Directions:
Word for word, reproduce each of the entries.

Records to use:
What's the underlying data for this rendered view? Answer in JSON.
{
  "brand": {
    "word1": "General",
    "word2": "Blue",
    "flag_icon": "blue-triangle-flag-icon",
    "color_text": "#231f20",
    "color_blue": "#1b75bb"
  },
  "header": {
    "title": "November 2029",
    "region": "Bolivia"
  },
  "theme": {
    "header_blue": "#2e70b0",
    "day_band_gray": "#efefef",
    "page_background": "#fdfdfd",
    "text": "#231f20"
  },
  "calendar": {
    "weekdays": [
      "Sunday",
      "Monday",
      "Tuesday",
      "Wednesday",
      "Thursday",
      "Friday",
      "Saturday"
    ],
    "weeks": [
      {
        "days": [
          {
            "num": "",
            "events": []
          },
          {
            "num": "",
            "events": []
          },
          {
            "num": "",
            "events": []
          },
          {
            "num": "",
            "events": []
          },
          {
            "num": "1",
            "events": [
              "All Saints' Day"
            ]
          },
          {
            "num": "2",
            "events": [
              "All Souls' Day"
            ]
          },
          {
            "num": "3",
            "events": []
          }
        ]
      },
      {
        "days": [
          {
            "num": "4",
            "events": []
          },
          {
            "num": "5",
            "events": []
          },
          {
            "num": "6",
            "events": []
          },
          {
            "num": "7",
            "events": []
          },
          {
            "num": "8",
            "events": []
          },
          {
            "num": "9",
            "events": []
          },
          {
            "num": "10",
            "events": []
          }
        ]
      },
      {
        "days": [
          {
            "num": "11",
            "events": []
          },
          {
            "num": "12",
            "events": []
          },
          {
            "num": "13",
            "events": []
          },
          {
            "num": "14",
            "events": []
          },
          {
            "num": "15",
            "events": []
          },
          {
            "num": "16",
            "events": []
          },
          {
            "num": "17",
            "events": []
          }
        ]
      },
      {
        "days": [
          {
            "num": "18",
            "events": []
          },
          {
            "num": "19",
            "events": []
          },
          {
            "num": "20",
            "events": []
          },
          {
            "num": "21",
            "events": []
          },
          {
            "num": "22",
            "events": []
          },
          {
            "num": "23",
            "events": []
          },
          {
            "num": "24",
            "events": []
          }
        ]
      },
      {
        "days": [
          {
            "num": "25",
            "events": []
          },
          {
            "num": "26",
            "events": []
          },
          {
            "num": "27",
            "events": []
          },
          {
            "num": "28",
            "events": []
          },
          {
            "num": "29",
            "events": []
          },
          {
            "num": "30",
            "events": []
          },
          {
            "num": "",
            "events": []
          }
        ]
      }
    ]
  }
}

Result of the task:
What's the underlying data for this rendered view? Answer in JSON.
{
  "brand": {
    "word1": "General",
    "word2": "Blue",
    "flag_icon": "blue-triangle-flag-icon",
    "color_text": "#231f20",
    "color_blue": "#1b75bb"
  },
  "header": {
    "title": "November 2029",
    "region": "Bolivia"
  },
  "theme": {
    "header_blue": "#2e70b0",
    "day_band_gray": "#efefef",
    "page_background": "#fdfdfd",
    "text": "#231f20"
  },
  "calendar": {
    "weekdays": [
      "Sunday",
      "Monday",
      "Tuesday",
      "Wednesday",
      "Thursday",
      "Friday",
      "Saturday"
    ],
    "weeks": [
      {
        "days": [
          {
            "num": "",
            "events": []
          },
          {
            "num": "",
            "events": []
          },
          {
            "num": "",
            "events": []
          },
          {
            "num": "",
            "events": []
          },
          {
            "num": "1",
            "events": [
              "All Saints' Day"
            ]
          },
          {
            "num": "2",
            "events": [
              "All Souls' Day"
            ]
          },
          {
            "num": "3",
            "events": []
          }
        ]
      },
      {
        "days": [
          {
            "num": "4",
            "events": []
          },
          {
            "num": "5",
            "events": []
          },
          {
            "num": "6",
            "events": []
          },
          {
            "num": "7",
            "events": []
          },
          {
            "num": "8",
            "events": []
          },
          {
            "num": "9",
            "events": []
          },
          {
            "num": "10",
            "events": []
          }
        ]
      },
      {
        "days": [
          {
            "num": "11",
            "events": []
          },
          {
            "num": "12",
            "events": []
          },
          {
            "num": "13",
            "events": []
          },
          {
            "num": "14",
            "events": []
          },
          {
            "num": "15",
            "events": []
          },
          {
            "num": "16",
            "events": []
          },
          {
            "num": "17",
            "events": []
          }
        ]
      },
      {
        "days": [
          {
            "num": "18",
            "events": []
          },
          {
            "num": "19",
            "events": []
          },
          {
            "num": "20",
            "events": []
          },
          {
            "num": "21",
            "events": []
          },
          {
            "num": "22",
            "events": []
          },
          {
            "num": "23",
            "events": []
          },
          {
            "num": "24",
            "events": []
          }
        ]
      },
      {
        "days": [
          {
            "num": "25",
            "events": []
          },
          {
            "num": "26",
            "events": []
          },
          {
            "num": "27",
            "events": []
          },
          {
            "num": "28",
            "events": []
          },
          {
            "num": "29",
            "events": []
          },
          {
            "num": "30",
            "events": []
          },
          {
            "num": "",
            "events": []
          }
        ]
      }
    ]
  }
}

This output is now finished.